Exercise instructions:
Scan the entries and state how many lines contain "JSON". Write no other text.

___ Extracted material ___

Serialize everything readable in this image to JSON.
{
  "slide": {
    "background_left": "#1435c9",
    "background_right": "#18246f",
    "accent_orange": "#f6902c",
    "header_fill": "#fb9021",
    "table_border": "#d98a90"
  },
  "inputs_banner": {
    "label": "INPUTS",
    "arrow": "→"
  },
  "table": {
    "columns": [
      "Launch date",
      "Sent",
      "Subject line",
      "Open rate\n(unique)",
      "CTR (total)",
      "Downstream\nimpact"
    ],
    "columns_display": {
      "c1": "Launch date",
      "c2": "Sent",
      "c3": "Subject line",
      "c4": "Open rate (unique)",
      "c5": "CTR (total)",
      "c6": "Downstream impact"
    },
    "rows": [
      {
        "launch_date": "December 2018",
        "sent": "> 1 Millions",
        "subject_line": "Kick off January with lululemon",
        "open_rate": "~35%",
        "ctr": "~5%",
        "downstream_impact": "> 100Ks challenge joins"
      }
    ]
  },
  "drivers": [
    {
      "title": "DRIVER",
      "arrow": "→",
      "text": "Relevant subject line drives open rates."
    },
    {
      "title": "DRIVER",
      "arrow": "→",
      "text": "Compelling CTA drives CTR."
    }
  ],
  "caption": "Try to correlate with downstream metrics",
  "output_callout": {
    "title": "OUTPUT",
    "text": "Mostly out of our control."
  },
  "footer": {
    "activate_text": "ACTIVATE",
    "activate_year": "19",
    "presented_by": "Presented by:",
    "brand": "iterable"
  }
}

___
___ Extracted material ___

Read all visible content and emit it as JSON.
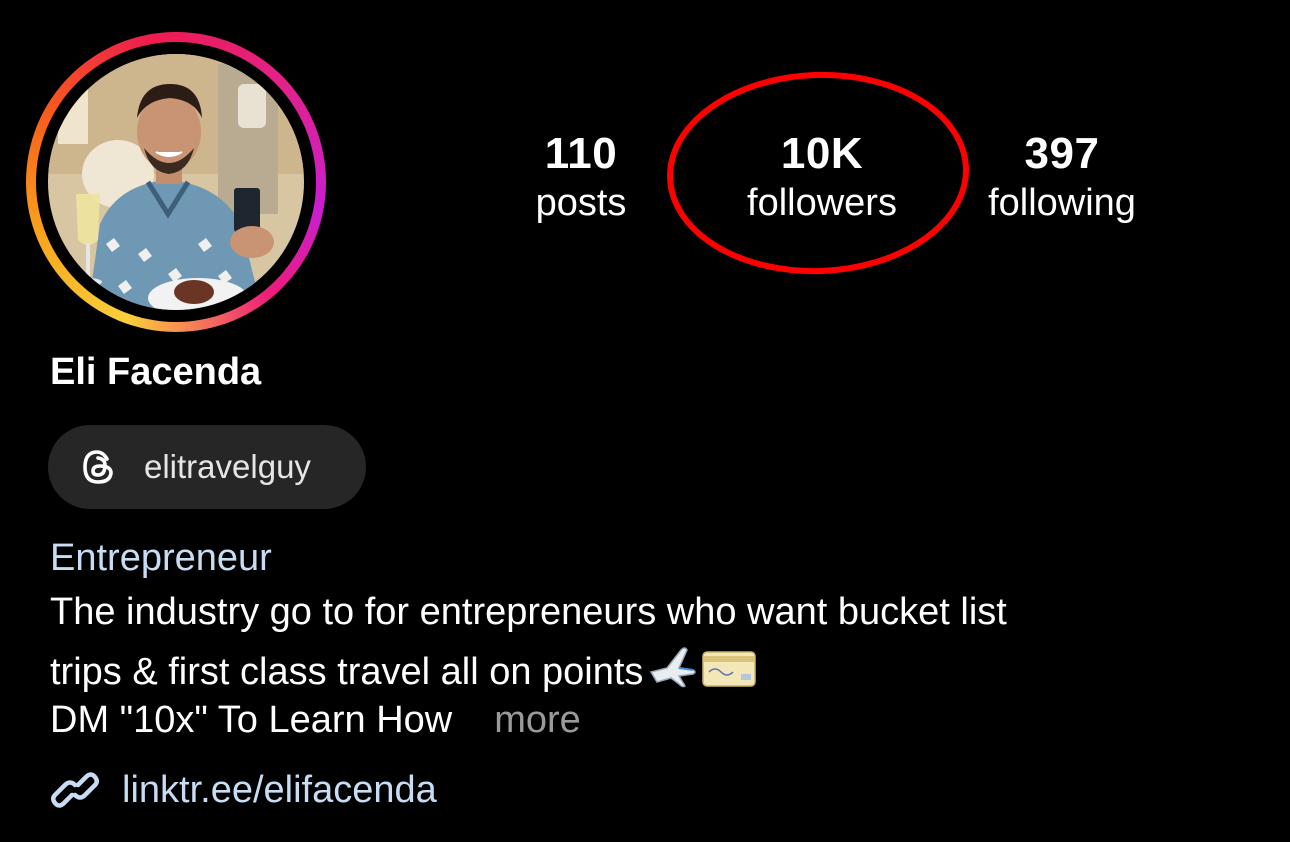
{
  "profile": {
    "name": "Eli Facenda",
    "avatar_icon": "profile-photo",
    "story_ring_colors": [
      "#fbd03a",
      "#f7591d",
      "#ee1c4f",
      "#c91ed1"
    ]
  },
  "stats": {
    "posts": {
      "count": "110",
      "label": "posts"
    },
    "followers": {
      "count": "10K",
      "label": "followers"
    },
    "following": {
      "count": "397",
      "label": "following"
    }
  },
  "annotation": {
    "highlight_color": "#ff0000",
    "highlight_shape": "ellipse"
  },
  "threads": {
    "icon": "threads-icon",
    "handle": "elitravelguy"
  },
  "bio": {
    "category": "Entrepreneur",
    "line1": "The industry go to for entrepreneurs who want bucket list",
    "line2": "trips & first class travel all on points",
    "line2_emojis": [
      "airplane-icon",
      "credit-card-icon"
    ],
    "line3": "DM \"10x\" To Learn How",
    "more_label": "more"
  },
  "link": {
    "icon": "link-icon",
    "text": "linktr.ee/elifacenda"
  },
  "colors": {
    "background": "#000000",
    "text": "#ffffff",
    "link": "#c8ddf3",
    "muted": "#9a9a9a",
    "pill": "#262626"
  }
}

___

Answer area:
2